Start of INPUT RECORDS

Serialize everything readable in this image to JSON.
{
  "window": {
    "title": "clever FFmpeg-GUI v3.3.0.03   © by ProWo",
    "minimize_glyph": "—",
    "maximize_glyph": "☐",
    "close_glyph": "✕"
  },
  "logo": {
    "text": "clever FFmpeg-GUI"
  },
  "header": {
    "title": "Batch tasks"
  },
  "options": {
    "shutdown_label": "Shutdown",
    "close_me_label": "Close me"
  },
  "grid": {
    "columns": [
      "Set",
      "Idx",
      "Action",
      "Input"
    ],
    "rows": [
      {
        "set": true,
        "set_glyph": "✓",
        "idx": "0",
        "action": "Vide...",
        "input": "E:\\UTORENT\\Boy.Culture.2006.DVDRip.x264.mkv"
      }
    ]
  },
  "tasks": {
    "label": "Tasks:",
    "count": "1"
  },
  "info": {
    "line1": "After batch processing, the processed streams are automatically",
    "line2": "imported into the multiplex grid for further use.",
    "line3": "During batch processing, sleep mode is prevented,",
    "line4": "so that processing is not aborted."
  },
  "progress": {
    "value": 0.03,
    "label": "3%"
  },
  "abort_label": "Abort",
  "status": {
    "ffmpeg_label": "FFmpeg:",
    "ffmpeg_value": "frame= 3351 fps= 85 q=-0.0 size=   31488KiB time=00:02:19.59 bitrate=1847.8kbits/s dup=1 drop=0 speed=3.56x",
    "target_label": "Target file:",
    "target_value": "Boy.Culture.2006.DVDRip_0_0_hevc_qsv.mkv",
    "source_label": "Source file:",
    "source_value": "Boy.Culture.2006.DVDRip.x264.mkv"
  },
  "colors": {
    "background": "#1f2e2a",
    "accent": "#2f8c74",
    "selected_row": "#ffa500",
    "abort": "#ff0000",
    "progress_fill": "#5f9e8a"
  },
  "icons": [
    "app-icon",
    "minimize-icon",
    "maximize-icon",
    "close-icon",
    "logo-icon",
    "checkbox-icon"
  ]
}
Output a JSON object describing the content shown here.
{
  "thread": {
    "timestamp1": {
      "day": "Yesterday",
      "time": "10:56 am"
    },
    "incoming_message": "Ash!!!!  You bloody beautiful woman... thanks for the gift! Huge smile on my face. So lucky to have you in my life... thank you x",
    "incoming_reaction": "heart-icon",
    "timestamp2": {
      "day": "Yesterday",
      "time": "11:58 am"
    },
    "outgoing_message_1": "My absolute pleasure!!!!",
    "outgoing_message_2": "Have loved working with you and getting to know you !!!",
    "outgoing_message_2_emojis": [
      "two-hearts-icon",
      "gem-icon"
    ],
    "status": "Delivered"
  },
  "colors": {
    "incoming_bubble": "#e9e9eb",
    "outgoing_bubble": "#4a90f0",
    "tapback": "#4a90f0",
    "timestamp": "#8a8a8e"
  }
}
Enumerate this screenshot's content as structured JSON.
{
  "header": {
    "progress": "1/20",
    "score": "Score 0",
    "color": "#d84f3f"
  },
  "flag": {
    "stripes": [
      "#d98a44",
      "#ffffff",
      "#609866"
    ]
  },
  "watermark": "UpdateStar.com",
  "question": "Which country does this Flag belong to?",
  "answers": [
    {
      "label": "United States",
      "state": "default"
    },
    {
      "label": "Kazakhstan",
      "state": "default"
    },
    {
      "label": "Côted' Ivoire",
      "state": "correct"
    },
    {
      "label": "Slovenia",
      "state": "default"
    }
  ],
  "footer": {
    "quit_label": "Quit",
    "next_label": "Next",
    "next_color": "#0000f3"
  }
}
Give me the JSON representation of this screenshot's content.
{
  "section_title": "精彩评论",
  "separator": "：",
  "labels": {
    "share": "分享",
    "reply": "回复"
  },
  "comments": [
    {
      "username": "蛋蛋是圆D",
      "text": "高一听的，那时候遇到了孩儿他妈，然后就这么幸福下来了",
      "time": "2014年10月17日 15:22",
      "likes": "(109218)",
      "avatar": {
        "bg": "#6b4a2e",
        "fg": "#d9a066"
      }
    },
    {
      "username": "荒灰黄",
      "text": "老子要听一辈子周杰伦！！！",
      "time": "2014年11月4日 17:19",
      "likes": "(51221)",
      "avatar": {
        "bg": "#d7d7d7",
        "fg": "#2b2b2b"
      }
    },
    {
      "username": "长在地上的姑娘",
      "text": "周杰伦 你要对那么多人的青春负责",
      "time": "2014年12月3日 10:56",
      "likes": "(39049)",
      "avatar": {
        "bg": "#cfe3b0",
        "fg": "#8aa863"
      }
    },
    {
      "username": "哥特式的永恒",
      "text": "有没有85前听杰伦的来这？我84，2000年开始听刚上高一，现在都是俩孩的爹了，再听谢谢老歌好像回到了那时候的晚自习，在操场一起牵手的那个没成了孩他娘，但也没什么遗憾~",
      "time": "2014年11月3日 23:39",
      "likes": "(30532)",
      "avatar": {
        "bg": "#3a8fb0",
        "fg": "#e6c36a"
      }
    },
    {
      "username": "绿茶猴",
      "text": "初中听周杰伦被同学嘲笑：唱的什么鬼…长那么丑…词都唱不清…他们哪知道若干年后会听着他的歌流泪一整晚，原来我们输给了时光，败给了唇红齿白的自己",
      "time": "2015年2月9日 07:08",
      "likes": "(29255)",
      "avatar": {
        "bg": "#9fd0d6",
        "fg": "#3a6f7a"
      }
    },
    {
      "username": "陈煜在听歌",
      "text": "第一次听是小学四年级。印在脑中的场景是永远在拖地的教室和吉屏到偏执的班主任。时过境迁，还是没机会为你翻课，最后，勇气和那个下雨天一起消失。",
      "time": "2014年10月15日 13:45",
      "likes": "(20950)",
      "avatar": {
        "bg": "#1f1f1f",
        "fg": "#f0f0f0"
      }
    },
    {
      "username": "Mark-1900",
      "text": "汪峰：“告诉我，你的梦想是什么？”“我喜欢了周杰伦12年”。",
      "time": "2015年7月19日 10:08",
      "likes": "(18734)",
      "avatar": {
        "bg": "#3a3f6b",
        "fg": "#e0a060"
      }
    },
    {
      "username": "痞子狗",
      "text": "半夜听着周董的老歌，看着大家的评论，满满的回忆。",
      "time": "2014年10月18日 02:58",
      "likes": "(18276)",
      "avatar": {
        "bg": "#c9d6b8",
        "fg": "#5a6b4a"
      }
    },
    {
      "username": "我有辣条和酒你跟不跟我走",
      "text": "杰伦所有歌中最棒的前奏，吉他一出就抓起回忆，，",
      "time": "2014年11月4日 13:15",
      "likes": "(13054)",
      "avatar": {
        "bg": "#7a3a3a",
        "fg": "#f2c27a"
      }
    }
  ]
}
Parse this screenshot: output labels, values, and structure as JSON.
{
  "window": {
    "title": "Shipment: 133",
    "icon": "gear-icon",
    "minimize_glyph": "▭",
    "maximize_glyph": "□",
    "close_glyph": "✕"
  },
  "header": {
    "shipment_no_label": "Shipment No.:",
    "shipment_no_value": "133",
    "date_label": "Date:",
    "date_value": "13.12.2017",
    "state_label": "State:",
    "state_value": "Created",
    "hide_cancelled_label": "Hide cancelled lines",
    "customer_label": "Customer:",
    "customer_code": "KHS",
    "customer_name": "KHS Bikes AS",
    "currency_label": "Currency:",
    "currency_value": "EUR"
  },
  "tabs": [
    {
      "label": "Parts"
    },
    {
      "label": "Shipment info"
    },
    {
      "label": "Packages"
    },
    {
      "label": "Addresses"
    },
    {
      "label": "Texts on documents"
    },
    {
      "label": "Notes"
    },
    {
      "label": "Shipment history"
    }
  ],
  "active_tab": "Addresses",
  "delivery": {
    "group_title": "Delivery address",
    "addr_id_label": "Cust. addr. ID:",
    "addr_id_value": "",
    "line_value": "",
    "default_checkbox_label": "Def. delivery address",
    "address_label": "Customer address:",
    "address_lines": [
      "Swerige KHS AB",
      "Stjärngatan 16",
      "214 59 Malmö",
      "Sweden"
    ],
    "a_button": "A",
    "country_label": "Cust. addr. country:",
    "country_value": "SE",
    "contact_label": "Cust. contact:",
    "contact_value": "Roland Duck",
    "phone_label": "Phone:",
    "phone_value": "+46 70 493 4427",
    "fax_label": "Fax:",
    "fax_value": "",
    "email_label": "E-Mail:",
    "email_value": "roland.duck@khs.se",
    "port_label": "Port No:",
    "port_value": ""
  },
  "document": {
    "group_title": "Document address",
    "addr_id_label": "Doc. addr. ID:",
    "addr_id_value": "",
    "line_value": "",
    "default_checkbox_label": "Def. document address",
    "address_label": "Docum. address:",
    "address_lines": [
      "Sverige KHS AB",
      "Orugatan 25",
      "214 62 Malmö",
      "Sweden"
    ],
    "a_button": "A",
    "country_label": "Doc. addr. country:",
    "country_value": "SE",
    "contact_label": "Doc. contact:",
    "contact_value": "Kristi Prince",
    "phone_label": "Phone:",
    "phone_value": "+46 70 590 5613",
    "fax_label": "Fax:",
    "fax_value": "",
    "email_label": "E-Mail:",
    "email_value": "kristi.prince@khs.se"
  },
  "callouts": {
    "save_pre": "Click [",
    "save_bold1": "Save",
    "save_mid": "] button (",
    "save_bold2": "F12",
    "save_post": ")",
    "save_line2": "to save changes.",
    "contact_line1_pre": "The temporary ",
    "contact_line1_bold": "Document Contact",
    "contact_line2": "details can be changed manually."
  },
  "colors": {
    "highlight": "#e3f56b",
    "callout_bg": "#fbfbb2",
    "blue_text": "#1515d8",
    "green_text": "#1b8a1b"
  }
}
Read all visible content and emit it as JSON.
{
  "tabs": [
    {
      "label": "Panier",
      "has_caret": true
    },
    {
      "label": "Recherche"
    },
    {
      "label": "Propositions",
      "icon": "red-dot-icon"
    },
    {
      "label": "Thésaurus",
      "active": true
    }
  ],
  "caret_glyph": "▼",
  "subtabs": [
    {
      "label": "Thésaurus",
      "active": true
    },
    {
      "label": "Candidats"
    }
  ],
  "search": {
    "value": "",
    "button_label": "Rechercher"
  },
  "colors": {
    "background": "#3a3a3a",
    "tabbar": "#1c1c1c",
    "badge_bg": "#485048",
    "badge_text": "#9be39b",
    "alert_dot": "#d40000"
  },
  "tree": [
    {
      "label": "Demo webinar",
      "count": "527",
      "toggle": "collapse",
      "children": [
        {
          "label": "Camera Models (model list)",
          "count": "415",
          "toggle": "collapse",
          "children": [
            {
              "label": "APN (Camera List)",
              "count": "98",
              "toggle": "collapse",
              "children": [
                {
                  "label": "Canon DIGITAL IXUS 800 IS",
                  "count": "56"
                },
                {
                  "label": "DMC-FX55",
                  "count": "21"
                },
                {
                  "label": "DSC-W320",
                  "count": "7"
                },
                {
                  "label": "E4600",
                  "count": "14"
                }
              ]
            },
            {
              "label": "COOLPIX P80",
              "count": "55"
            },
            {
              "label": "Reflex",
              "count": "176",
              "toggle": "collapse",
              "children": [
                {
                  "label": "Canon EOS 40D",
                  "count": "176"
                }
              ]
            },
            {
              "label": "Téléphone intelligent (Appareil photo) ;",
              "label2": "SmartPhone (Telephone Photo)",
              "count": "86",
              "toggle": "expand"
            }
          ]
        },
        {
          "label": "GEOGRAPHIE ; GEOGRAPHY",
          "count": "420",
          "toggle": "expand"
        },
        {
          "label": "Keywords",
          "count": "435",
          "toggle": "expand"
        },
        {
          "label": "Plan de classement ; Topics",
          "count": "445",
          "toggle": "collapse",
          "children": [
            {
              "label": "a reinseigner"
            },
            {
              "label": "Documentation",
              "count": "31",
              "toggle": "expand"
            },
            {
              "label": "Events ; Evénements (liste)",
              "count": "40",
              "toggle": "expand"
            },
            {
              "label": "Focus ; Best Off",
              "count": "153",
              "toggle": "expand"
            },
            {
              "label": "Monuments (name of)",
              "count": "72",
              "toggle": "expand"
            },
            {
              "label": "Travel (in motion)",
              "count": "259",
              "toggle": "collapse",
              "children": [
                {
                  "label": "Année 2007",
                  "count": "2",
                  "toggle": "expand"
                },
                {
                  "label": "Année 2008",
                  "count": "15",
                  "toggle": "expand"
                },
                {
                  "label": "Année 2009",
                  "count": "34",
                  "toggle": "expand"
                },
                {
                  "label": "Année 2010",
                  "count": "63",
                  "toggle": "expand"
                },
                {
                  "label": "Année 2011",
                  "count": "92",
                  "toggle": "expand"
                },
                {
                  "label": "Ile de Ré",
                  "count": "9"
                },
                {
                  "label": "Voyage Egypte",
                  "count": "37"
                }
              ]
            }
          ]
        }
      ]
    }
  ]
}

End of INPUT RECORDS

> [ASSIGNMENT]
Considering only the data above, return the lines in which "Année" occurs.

> [COMPLETED TASK]
                  "label": "Année 2007",
                  "label": "Année 2008",
                  "label": "Année 2009",
                  "label": "Année 2010",
                  "label": "Année 2011",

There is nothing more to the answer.